◆ ABOUT THIS TASK ◆
The data is to be retyped in full, exactly.

Interface dataset entries
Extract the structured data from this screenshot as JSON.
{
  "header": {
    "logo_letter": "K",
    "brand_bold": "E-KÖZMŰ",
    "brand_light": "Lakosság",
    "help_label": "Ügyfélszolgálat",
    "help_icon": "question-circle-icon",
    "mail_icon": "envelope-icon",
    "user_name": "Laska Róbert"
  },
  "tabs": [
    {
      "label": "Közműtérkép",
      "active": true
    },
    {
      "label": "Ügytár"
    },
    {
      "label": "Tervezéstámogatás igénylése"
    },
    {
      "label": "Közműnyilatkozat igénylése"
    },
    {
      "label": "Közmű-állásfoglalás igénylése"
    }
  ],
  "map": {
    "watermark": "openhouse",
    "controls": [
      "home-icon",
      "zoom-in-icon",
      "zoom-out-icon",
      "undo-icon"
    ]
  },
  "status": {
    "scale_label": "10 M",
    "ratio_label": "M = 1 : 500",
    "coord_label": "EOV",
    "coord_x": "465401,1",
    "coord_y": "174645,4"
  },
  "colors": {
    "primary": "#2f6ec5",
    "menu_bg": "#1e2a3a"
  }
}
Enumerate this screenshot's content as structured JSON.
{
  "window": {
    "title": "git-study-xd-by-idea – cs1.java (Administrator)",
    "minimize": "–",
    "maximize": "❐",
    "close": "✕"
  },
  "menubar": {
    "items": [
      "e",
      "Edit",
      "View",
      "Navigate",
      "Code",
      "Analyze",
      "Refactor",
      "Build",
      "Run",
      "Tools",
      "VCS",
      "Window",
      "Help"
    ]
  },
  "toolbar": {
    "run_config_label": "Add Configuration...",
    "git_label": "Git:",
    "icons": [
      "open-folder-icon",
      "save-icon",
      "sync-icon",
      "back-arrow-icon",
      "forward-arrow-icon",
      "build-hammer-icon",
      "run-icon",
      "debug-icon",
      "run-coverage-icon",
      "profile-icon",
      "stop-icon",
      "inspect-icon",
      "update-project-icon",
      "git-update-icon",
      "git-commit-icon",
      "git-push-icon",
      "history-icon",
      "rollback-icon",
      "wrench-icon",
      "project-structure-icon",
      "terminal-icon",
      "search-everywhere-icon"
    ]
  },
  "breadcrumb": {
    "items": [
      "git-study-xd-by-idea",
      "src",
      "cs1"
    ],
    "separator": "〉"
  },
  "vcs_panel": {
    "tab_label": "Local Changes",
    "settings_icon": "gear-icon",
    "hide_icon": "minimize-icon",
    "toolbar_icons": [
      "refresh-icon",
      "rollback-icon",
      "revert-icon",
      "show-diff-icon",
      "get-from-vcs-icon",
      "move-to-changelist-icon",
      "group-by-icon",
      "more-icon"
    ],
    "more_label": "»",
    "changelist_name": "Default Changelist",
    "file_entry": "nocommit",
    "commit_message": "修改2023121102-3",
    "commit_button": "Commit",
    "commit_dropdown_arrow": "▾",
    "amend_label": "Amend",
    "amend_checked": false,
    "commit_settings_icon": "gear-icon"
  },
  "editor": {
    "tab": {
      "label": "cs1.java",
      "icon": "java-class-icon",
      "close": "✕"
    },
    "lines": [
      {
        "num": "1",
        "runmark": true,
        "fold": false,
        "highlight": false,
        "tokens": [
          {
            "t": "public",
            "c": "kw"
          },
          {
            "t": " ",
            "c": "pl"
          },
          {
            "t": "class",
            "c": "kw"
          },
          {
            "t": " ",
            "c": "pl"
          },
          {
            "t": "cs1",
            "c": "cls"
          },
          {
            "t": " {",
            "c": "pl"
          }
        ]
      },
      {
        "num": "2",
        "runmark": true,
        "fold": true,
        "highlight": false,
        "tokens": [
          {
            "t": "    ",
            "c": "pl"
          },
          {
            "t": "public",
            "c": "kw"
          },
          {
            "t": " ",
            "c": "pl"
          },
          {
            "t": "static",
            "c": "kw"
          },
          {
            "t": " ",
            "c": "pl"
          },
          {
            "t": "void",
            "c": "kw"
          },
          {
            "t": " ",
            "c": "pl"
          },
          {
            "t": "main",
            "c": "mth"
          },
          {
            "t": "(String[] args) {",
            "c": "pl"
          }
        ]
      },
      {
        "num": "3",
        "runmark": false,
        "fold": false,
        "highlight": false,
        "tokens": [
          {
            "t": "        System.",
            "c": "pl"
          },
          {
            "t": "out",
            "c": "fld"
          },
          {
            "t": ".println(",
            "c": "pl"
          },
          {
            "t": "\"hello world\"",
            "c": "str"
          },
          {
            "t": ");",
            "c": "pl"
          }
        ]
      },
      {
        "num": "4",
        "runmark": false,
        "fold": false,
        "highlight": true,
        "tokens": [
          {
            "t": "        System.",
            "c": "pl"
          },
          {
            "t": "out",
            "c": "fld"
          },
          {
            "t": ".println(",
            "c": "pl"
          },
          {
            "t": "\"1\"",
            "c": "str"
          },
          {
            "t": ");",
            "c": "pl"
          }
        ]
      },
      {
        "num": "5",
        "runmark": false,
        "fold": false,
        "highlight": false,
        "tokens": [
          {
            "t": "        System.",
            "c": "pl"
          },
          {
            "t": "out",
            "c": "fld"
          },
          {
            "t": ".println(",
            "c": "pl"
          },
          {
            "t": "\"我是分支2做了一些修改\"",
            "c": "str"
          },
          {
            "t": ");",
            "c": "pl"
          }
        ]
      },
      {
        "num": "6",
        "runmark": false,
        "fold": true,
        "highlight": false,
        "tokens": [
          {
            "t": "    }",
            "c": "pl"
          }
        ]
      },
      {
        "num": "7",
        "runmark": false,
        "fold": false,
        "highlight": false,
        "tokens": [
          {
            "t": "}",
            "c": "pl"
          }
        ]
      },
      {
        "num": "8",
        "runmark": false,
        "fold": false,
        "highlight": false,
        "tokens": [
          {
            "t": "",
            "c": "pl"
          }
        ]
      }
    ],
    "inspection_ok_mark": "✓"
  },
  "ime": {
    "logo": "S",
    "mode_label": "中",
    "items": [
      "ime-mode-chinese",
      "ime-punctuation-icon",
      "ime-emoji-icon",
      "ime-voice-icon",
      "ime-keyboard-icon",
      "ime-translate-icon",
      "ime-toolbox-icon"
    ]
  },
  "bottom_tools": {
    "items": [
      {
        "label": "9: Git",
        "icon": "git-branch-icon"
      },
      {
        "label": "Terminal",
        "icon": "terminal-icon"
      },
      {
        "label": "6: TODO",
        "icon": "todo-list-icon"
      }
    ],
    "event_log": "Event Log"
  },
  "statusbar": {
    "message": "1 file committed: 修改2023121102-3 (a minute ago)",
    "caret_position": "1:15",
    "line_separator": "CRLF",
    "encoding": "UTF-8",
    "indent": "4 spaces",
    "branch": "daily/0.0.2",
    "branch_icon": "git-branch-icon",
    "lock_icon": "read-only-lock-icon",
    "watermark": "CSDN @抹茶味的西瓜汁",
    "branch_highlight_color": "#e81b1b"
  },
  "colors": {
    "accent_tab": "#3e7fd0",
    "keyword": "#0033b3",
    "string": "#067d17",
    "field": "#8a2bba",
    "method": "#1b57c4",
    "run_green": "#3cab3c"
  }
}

◆ EXPECTED ANSWER ◆
Extract the structured data from this screenshot as JSON.
{
  "header": {
    "logo_letter": "K",
    "brand_bold": "E-KÖZMŰ",
    "brand_light": "Lakosság",
    "help_label": "Ügyfélszolgálat",
    "help_icon": "question-circle-icon",
    "mail_icon": "envelope-icon",
    "user_name": "Laska Róbert"
  },
  "tabs": [
    {
      "label": "Közműtérkép",
      "active": true
    },
    {
      "label": "Ügytár"
    },
    {
      "label": "Tervezéstámogatás igénylése"
    },
    {
      "label": "Közműnyilatkozat igénylése"
    },
    {
      "label": "Közmű-állásfoglalás igénylése"
    }
  ],
  "map": {
    "watermark": "openhouse",
    "controls": [
      "home-icon",
      "zoom-in-icon",
      "zoom-out-icon",
      "undo-icon"
    ]
  },
  "status": {
    "scale_label": "10 M",
    "ratio_label": "M = 1 : 500",
    "coord_label": "EOV",
    "coord_x": "465401,1",
    "coord_y": "174645,4"
  },
  "colors": {
    "primary": "#2f6ec5",
    "menu_bg": "#1e2a3a"
  }
}
Enumerate this screenshot's content as structured JSON.
{
  "window": {
    "title": "git-study-xd-by-idea – cs1.java (Administrator)",
    "minimize": "–",
    "maximize": "❐",
    "close": "✕"
  },
  "menubar": {
    "items": [
      "e",
      "Edit",
      "View",
      "Navigate",
      "Code",
      "Analyze",
      "Refactor",
      "Build",
      "Run",
      "Tools",
      "VCS",
      "Window",
      "Help"
    ]
  },
  "toolbar": {
    "run_config_label": "Add Configuration...",
    "git_label": "Git:",
    "icons": [
      "open-folder-icon",
      "save-icon",
      "sync-icon",
      "back-arrow-icon",
      "forward-arrow-icon",
      "build-hammer-icon",
      "run-icon",
      "debug-icon",
      "run-coverage-icon",
      "profile-icon",
      "stop-icon",
      "inspect-icon",
      "update-project-icon",
      "git-update-icon",
      "git-commit-icon",
      "git-push-icon",
      "history-icon",
      "rollback-icon",
      "wrench-icon",
      "project-structure-icon",
      "terminal-icon",
      "search-everywhere-icon"
    ]
  },
  "breadcrumb": {
    "items": [
      "git-study-xd-by-idea",
      "src",
      "cs1"
    ],
    "separator": "〉"
  },
  "vcs_panel": {
    "tab_label": "Local Changes",
    "settings_icon": "gear-icon",
    "hide_icon": "minimize-icon",
    "toolbar_icons": [
      "refresh-icon",
      "rollback-icon",
      "revert-icon",
      "show-diff-icon",
      "get-from-vcs-icon",
      "move-to-changelist-icon",
      "group-by-icon",
      "more-icon"
    ],
    "more_label": "»",
    "changelist_name": "Default Changelist",
    "file_entry": "nocommit",
    "commit_message": "修改2023121102-3",
    "commit_button": "Commit",
    "commit_dropdown_arrow": "▾",
    "amend_label": "Amend",
    "amend_checked": false,
    "commit_settings_icon": "gear-icon"
  },
  "editor": {
    "tab": {
      "label": "cs1.java",
      "icon": "java-class-icon",
      "close": "✕"
    },
    "lines": [
      {
        "num": "1",
        "runmark": true,
        "fold": false,
        "highlight": false,
        "tokens": [
          {
            "t": "public",
            "c": "kw"
          },
          {
            "t": " ",
            "c": "pl"
          },
          {
            "t": "class",
            "c": "kw"
          },
          {
            "t": " ",
            "c": "pl"
          },
          {
            "t": "cs1",
            "c": "cls"
          },
          {
            "t": " {",
            "c": "pl"
          }
        ]
      },
      {
        "num": "2",
        "runmark": true,
        "fold": true,
        "highlight": false,
        "tokens": [
          {
            "t": "    ",
            "c": "pl"
          },
          {
            "t": "public",
            "c": "kw"
          },
          {
            "t": " ",
            "c": "pl"
          },
          {
            "t": "static",
            "c": "kw"
          },
          {
            "t": " ",
            "c": "pl"
          },
          {
            "t": "void",
            "c": "kw"
          },
          {
            "t": " ",
            "c": "pl"
          },
          {
            "t": "main",
            "c": "mth"
          },
          {
            "t": "(String[] args) {",
            "c": "pl"
          }
        ]
      },
      {
        "num": "3",
        "runmark": false,
        "fold": false,
        "highlight": false,
        "tokens": [
          {
            "t": "        System.",
            "c": "pl"
          },
          {
            "t": "out",
            "c": "fld"
          },
          {
            "t": ".println(",
            "c": "pl"
          },
          {
            "t": "\"hello world\"",
            "c": "str"
          },
          {
            "t": ");",
            "c": "pl"
          }
        ]
      },
      {
        "num": "4",
        "runmark": false,
        "fold": false,
        "highlight": true,
        "tokens": [
          {
            "t": "        System.",
            "c": "pl"
          },
          {
            "t": "out",
            "c": "fld"
          },
          {
            "t": ".println(",
            "c": "pl"
          },
          {
            "t": "\"1\"",
            "c": "str"
          },
          {
            "t": ");",
            "c": "pl"
          }
        ]
      },
      {
        "num": "5",
        "runmark": false,
        "fold": false,
        "highlight": false,
        "tokens": [
          {
            "t": "        System.",
            "c": "pl"
          },
          {
            "t": "out",
            "c": "fld"
          },
          {
            "t": ".println(",
            "c": "pl"
          },
          {
            "t": "\"我是分支2做了一些修改\"",
            "c": "str"
          },
          {
            "t": ");",
            "c": "pl"
          }
        ]
      },
      {
        "num": "6",
        "runmark": false,
        "fold": true,
        "highlight": false,
        "tokens": [
          {
            "t": "    }",
            "c": "pl"
          }
        ]
      },
      {
        "num": "7",
        "runmark": false,
        "fold": false,
        "highlight": false,
        "tokens": [
          {
            "t": "}",
            "c": "pl"
          }
        ]
      },
      {
        "num": "8",
        "runmark": false,
        "fold": false,
        "highlight": false,
        "tokens": [
          {
            "t": "",
            "c": "pl"
          }
        ]
      }
    ],
    "inspection_ok_mark": "✓"
  },
  "ime": {
    "logo": "S",
    "mode_label": "中",
    "items": [
      "ime-mode-chinese",
      "ime-punctuation-icon",
      "ime-emoji-icon",
      "ime-voice-icon",
      "ime-keyboard-icon",
      "ime-translate-icon",
      "ime-toolbox-icon"
    ]
  },
  "bottom_tools": {
    "items": [
      {
        "label": "9: Git",
        "icon": "git-branch-icon"
      },
      {
        "label": "Terminal",
        "icon": "terminal-icon"
      },
      {
        "label": "6: TODO",
        "icon": "todo-list-icon"
      }
    ],
    "event_log": "Event Log"
  },
  "statusbar": {
    "message": "1 file committed: 修改2023121102-3 (a minute ago)",
    "caret_position": "1:15",
    "line_separator": "CRLF",
    "encoding": "UTF-8",
    "indent": "4 spaces",
    "branch": "daily/0.0.2",
    "branch_icon": "git-branch-icon",
    "lock_icon": "read-only-lock-icon",
    "watermark": "CSDN @抹茶味的西瓜汁",
    "branch_highlight_color": "#e81b1b"
  },
  "colors": {
    "accent_tab": "#3e7fd0",
    "keyword": "#0033b3",
    "string": "#067d17",
    "field": "#8a2bba",
    "method": "#1b57c4",
    "run_green": "#3cab3c"
  }
}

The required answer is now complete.